“Ky., Somerset- T.E. Jasper will erect building for moving picture theater, stores and offices; cost $25,000; 58x118 f;, brick and ornamental terra cotta; built up roof; cement and tile floors; metal ceilings and doors; interior tile; wire glass; ventilators; vault lights; steam heat; electric lights; Geo L Elliott, Archt. (Lately noted).”

miamiguy on July 5, 2007 at 9:25 pm

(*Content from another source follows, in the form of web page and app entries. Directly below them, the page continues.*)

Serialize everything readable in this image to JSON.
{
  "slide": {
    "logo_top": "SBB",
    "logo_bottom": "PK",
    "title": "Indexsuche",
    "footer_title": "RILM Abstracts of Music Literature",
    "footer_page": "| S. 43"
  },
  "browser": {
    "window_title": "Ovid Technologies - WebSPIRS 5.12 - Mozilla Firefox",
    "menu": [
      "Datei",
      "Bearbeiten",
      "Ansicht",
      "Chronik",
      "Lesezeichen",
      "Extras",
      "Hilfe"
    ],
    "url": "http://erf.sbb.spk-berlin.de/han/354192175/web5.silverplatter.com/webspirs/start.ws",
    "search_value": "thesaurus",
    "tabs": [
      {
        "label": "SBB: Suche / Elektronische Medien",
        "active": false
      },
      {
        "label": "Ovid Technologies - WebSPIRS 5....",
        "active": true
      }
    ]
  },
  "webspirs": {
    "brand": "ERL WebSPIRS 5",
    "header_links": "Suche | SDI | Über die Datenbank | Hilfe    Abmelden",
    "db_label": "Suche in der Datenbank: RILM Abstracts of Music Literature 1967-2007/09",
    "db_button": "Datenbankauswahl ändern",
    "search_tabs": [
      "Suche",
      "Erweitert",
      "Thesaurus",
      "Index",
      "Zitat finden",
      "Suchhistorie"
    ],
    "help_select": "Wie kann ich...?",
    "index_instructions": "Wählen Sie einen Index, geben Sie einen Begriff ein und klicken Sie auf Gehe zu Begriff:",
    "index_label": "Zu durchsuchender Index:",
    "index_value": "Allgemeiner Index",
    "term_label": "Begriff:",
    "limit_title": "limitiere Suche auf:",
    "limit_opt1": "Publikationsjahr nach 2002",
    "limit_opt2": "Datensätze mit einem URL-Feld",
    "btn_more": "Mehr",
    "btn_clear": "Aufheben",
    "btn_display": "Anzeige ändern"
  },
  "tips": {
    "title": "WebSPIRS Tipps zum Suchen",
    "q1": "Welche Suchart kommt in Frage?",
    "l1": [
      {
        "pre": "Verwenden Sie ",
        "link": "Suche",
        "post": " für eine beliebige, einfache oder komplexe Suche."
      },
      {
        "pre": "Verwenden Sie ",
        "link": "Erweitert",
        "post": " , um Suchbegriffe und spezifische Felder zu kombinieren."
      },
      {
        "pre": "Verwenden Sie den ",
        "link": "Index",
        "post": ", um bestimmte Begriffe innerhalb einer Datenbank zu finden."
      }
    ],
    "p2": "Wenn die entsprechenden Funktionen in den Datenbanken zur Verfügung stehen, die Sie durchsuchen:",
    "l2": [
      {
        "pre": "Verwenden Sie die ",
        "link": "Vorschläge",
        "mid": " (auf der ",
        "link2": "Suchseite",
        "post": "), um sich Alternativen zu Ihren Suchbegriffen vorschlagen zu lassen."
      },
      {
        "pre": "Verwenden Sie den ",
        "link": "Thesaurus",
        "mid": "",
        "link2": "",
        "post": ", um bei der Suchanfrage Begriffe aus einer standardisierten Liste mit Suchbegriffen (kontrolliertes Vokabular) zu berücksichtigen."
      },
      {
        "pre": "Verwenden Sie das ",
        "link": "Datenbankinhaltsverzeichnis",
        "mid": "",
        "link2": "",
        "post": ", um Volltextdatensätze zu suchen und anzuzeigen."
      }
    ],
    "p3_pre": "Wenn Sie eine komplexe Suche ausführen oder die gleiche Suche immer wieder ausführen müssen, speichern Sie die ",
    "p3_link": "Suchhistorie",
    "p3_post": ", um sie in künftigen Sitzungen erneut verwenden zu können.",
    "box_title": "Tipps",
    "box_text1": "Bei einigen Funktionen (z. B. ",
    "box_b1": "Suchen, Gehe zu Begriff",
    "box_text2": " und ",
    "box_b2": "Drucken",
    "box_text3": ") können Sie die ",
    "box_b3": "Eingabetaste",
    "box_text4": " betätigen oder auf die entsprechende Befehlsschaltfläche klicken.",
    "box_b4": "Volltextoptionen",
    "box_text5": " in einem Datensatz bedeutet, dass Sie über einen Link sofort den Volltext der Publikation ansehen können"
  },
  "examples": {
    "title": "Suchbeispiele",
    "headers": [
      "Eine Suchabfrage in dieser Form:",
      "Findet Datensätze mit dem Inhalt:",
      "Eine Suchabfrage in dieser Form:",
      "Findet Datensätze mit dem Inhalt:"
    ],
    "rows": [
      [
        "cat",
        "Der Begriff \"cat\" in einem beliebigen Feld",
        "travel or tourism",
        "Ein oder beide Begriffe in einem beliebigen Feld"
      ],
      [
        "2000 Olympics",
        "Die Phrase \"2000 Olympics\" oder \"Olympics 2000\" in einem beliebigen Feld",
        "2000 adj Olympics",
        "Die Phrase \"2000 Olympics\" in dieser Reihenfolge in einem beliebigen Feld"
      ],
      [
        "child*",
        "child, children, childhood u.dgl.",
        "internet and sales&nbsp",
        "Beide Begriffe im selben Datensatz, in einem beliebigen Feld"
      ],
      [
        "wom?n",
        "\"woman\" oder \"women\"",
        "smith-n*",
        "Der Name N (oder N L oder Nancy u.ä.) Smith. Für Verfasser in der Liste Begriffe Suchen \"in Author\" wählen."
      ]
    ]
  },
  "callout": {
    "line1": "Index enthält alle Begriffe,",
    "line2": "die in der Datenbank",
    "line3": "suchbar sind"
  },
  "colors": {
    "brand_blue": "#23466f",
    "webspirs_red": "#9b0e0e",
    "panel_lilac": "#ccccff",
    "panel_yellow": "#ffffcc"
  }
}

My aunt used to be the “ticket girl” at the Virginia Theater in Somerset. I don’t know what year she started working there (probably way before I was born), but from about 1955-59 my cousins and I saw every Randolph Scott movie that was ever made in this theater. I also remember seeing the Big E’s “Jailhouse Rock” when it first came out.

On Saturday’s the local radio station used to do a live “Man on the Street” broadcast from in front of the Virginia Theater.

This theater also had a small stage and I remember seeing at least one live show that came on between movies. Only happened once, though —it wasn’t a standard thing.

I remember my aunt saying that this theater was owned by a prominent local family, but I can’t recall the name.

There was another theater about three blocks away that I believe was called the “Kentucky Theater.” It had a black front facade that I now assume was Vitrolite.

And I also remember my uncle telling me that there was one more VERY old theater that was already gone (fire?) by the middle 1950’s that was behind the Kentucky Theater.